Stored items:
══════════════════════════════

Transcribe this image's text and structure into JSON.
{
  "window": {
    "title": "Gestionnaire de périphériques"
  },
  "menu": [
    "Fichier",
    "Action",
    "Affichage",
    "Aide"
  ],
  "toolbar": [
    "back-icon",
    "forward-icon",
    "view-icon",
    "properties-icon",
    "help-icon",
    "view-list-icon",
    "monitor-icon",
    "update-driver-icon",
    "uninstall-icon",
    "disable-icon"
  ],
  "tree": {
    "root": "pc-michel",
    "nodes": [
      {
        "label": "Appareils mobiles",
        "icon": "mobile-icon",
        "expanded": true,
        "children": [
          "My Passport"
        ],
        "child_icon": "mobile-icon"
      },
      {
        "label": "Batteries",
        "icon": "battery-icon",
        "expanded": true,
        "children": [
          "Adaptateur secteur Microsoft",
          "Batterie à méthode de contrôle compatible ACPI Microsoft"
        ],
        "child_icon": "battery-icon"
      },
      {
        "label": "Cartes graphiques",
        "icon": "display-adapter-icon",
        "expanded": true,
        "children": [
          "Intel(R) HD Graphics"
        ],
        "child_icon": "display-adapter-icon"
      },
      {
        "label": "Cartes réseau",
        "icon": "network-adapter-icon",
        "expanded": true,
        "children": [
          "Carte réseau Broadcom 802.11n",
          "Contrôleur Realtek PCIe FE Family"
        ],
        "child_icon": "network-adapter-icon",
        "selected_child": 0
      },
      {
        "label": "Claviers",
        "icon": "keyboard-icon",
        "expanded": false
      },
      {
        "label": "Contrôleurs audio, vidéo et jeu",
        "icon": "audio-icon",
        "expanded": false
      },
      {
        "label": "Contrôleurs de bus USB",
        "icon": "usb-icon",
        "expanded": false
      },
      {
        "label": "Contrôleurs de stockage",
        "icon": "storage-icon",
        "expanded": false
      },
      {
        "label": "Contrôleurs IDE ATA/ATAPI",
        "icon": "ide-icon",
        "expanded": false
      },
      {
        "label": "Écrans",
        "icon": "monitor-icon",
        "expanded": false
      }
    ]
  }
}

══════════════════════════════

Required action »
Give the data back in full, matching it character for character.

Task output »
Transcribe this image's text and structure into JSON.
{
  "window": {
    "title": "Gestionnaire de périphériques"
  },
  "menu": [
    "Fichier",
    "Action",
    "Affichage",
    "Aide"
  ],
  "toolbar": [
    "back-icon",
    "forward-icon",
    "view-icon",
    "properties-icon",
    "help-icon",
    "view-list-icon",
    "monitor-icon",
    "update-driver-icon",
    "uninstall-icon",
    "disable-icon"
  ],
  "tree": {
    "root": "pc-michel",
    "nodes": [
      {
        "label": "Appareils mobiles",
        "icon": "mobile-icon",
        "expanded": true,
        "children": [
          "My Passport"
        ],
        "child_icon": "mobile-icon"
      },
      {
        "label": "Batteries",
        "icon": "battery-icon",
        "expanded": true,
        "children": [
          "Adaptateur secteur Microsoft",
          "Batterie à méthode de contrôle compatible ACPI Microsoft"
        ],
        "child_icon": "battery-icon"
      },
      {
        "label": "Cartes graphiques",
        "icon": "display-adapter-icon",
        "expanded": true,
        "children": [
          "Intel(R) HD Graphics"
        ],
        "child_icon": "display-adapter-icon"
      },
      {
        "label": "Cartes réseau",
        "icon": "network-adapter-icon",
        "expanded": true,
        "children": [
          "Carte réseau Broadcom 802.11n",
          "Contrôleur Realtek PCIe FE Family"
        ],
        "child_icon": "network-adapter-icon",
        "selected_child": 0
      },
      {
        "label": "Claviers",
        "icon": "keyboard-icon",
        "expanded": false
      },
      {
        "label": "Contrôleurs audio, vidéo et jeu",
        "icon": "audio-icon",
        "expanded": false
      },
      {
        "label": "Contrôleurs de bus USB",
        "icon": "usb-icon",
        "expanded": false
      },
      {
        "label": "Contrôleurs de stockage",
        "icon": "storage-icon",
        "expanded": false
      },
      {
        "label": "Contrôleurs IDE ATA/ATAPI",
        "icon": "ide-icon",
        "expanded": false
      },
      {
        "label": "Écrans",
        "icon": "monitor-icon",
        "expanded": false
      }
    ]
  }
}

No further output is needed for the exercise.